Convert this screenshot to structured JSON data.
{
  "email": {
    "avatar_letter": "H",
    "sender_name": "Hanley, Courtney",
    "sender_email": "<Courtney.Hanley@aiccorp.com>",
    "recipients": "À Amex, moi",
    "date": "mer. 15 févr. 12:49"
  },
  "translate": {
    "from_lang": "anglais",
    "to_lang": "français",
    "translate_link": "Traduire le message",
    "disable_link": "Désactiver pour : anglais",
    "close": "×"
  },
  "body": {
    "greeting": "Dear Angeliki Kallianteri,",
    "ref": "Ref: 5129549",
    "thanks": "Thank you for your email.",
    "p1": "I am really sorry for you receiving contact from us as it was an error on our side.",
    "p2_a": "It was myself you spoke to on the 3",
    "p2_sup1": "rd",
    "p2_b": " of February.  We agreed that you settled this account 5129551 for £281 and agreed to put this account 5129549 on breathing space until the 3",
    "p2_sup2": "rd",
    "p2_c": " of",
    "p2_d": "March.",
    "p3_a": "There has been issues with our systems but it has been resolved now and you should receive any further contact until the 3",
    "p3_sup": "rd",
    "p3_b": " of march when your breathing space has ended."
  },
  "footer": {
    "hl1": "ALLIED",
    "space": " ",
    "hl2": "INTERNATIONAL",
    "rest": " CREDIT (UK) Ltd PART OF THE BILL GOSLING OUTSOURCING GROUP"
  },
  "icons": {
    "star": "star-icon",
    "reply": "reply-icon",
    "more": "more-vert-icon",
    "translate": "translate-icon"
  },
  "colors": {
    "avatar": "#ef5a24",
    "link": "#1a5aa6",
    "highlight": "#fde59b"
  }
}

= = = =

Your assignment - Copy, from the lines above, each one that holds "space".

Expected answer -
    "p2_b": " of February.  We agreed that you settled this account 5129551 for £281 and agreed to put this account 5129549 on breathing space until the 3",
    "p3_b": " of march when your breathing space has ended."
    "space": " ",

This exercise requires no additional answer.